WHAT YOU ARE ASKED TO DO ::
Report how many lines in the data include "受保護的檢視", with the number as the only reply.

»»

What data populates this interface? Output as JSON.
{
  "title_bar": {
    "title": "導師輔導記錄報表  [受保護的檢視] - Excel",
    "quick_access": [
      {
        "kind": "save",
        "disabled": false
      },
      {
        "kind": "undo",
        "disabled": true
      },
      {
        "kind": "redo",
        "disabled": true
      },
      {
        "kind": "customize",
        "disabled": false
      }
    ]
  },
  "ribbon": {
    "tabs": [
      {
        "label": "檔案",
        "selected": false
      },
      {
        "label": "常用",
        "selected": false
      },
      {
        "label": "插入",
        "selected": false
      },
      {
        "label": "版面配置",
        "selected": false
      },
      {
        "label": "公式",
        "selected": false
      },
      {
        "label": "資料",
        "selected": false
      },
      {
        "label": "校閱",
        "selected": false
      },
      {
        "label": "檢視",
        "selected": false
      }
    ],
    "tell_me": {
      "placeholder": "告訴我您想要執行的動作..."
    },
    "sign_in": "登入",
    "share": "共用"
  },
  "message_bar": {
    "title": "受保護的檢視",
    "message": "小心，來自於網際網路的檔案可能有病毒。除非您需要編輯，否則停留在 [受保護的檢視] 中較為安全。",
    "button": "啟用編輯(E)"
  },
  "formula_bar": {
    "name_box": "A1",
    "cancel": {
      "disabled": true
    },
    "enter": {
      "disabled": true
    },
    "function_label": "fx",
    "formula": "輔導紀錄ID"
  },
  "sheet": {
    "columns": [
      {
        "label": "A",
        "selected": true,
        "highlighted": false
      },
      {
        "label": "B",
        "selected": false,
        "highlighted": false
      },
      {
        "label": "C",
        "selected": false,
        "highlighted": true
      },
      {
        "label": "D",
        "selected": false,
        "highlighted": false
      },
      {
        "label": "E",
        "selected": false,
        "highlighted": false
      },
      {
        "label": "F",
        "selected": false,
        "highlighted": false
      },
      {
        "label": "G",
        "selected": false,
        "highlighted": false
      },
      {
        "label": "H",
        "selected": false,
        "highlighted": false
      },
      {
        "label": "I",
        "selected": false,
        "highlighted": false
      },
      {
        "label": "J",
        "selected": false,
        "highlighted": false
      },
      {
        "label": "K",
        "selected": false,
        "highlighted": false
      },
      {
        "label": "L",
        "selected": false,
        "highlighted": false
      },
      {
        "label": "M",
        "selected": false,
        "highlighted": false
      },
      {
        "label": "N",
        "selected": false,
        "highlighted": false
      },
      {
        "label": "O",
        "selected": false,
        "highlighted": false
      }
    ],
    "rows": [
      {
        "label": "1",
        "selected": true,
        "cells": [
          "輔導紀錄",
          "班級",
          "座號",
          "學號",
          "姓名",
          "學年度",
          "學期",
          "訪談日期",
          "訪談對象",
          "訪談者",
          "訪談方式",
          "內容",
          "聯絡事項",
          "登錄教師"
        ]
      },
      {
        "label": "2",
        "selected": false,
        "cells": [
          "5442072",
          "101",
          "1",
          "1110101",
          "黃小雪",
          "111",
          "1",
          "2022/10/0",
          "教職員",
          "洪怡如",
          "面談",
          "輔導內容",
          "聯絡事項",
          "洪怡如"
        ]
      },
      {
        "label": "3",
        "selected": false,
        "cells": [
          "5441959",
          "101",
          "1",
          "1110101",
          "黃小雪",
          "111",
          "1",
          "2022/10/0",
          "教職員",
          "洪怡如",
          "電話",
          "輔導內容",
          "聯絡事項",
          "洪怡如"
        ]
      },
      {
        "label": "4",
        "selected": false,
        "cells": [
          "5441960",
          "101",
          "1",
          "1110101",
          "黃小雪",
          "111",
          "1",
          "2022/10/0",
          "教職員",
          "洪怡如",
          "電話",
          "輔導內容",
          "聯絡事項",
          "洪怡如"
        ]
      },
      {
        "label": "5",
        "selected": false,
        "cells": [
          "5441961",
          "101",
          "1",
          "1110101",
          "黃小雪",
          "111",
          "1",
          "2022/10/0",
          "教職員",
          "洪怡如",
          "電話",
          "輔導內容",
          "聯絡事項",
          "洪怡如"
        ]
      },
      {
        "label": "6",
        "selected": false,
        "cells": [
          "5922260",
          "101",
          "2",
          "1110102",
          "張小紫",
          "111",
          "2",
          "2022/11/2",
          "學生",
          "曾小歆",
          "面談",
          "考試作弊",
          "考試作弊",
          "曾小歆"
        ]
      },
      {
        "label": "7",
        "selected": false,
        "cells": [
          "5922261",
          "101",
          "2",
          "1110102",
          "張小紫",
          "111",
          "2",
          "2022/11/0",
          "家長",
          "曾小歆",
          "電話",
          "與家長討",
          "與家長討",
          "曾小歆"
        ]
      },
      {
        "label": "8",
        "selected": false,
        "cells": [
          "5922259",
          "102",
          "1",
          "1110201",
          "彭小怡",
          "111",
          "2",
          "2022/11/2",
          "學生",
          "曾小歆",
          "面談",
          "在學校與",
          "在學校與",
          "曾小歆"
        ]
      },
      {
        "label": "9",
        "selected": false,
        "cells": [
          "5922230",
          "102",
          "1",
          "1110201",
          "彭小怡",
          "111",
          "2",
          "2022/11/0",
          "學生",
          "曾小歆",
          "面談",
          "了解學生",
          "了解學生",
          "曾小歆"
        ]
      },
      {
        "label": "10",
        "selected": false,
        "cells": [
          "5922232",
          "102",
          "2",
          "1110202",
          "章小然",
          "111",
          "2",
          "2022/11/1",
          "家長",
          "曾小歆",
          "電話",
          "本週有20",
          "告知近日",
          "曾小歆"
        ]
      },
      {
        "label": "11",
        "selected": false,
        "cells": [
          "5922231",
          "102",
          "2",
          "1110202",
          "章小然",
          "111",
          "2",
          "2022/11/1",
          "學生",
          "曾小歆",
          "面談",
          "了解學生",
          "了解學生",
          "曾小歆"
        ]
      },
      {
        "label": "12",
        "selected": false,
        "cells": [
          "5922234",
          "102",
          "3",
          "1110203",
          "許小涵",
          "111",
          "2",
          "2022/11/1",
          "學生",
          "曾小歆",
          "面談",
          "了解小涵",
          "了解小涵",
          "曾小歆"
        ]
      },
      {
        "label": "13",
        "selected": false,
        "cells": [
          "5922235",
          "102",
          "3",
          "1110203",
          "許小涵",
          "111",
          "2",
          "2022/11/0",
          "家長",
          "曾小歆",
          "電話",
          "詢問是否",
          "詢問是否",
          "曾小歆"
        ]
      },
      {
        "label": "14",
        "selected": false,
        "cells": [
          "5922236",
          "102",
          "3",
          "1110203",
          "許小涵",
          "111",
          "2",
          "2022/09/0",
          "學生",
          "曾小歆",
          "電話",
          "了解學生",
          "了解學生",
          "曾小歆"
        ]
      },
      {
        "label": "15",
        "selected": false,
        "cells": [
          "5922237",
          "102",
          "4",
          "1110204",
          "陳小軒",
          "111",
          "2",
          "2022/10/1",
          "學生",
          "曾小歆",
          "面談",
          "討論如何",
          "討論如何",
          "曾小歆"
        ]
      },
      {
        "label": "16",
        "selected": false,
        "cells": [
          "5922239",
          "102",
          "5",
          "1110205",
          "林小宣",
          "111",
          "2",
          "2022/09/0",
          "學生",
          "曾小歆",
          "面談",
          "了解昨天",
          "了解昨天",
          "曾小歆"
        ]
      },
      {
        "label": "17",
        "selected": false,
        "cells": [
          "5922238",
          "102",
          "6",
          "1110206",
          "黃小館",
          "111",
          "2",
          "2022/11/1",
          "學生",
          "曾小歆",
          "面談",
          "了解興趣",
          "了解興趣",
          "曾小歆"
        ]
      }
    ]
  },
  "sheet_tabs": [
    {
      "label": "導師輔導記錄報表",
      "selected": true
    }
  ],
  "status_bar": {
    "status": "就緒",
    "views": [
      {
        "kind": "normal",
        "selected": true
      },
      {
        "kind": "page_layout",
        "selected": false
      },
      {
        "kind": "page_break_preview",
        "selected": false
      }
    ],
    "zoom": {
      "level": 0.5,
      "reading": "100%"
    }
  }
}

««

REPLY ::
3